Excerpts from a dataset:
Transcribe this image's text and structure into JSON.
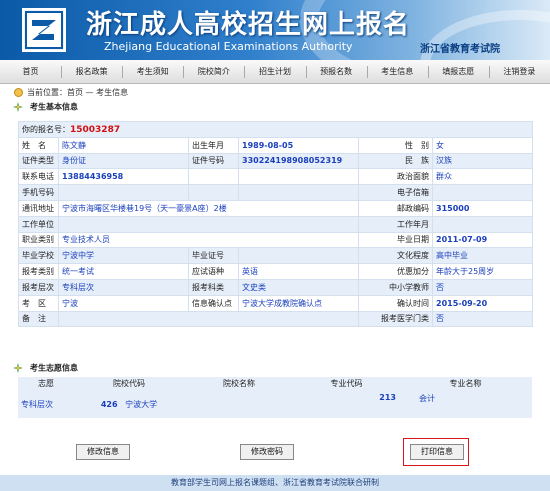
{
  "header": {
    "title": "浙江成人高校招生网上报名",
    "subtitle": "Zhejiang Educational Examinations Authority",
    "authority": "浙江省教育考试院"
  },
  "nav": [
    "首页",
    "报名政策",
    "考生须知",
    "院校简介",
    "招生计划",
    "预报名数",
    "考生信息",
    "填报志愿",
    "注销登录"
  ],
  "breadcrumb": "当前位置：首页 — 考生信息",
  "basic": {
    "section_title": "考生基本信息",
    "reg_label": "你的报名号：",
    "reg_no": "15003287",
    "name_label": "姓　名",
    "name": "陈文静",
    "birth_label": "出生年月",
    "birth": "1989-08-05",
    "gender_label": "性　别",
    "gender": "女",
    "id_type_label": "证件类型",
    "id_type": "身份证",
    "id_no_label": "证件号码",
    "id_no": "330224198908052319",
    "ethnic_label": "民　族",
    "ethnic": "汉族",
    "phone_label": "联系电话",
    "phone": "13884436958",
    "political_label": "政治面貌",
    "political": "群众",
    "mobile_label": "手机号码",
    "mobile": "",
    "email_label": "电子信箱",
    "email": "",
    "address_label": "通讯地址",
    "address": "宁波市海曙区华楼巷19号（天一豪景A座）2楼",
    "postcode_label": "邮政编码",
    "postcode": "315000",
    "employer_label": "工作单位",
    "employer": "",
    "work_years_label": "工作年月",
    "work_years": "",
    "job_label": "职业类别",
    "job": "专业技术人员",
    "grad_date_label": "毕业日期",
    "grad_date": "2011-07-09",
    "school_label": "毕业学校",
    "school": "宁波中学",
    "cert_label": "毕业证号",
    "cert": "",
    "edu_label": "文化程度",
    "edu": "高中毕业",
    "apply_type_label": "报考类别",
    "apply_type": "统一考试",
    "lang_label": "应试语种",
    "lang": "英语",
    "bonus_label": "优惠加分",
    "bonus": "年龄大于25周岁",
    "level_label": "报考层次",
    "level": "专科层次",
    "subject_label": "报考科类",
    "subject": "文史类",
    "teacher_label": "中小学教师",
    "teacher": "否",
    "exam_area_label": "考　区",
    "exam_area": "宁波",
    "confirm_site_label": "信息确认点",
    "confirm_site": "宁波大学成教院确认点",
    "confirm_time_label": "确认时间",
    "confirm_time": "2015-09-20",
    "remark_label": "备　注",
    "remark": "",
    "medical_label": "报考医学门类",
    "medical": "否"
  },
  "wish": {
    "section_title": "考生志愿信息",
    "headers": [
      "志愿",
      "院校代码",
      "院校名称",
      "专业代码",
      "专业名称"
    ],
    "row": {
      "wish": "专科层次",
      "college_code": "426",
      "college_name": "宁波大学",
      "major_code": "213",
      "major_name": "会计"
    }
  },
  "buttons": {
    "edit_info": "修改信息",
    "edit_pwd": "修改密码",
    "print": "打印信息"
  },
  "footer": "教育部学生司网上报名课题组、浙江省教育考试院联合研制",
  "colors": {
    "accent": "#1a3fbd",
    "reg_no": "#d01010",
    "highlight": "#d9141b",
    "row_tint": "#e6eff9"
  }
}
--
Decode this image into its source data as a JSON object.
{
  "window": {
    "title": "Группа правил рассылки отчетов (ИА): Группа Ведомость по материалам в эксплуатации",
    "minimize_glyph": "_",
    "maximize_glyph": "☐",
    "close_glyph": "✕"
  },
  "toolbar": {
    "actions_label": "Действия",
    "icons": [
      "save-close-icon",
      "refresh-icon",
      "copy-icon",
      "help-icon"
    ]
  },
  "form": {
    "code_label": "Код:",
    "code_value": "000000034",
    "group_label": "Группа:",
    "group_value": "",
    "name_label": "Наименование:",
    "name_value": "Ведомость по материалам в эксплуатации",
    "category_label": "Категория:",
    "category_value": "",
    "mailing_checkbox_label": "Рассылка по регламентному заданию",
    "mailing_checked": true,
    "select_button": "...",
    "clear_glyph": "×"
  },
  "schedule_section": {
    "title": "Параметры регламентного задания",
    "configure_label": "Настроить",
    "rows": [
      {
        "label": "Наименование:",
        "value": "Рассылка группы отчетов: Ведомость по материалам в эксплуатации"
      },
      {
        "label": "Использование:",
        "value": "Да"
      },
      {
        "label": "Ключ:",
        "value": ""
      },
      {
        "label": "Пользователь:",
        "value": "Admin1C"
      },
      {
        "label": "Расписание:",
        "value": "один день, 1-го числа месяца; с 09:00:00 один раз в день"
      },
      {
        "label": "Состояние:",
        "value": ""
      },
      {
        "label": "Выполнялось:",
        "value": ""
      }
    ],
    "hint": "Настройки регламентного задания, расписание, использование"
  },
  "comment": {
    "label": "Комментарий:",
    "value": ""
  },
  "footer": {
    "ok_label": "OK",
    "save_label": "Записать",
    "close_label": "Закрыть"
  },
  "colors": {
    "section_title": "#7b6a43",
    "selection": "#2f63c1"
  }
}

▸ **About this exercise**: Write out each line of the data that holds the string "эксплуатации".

▸ **Exercise solution**:
    "title": "Группа правил рассылки отчетов (ИА): Группа Ведомость по материалам в эксплуатации",
    "name_value": "Ведомость по материалам в эксплуатации",
        "value": "Рассылка группы отчетов: Ведомость по материалам в эксплуатации"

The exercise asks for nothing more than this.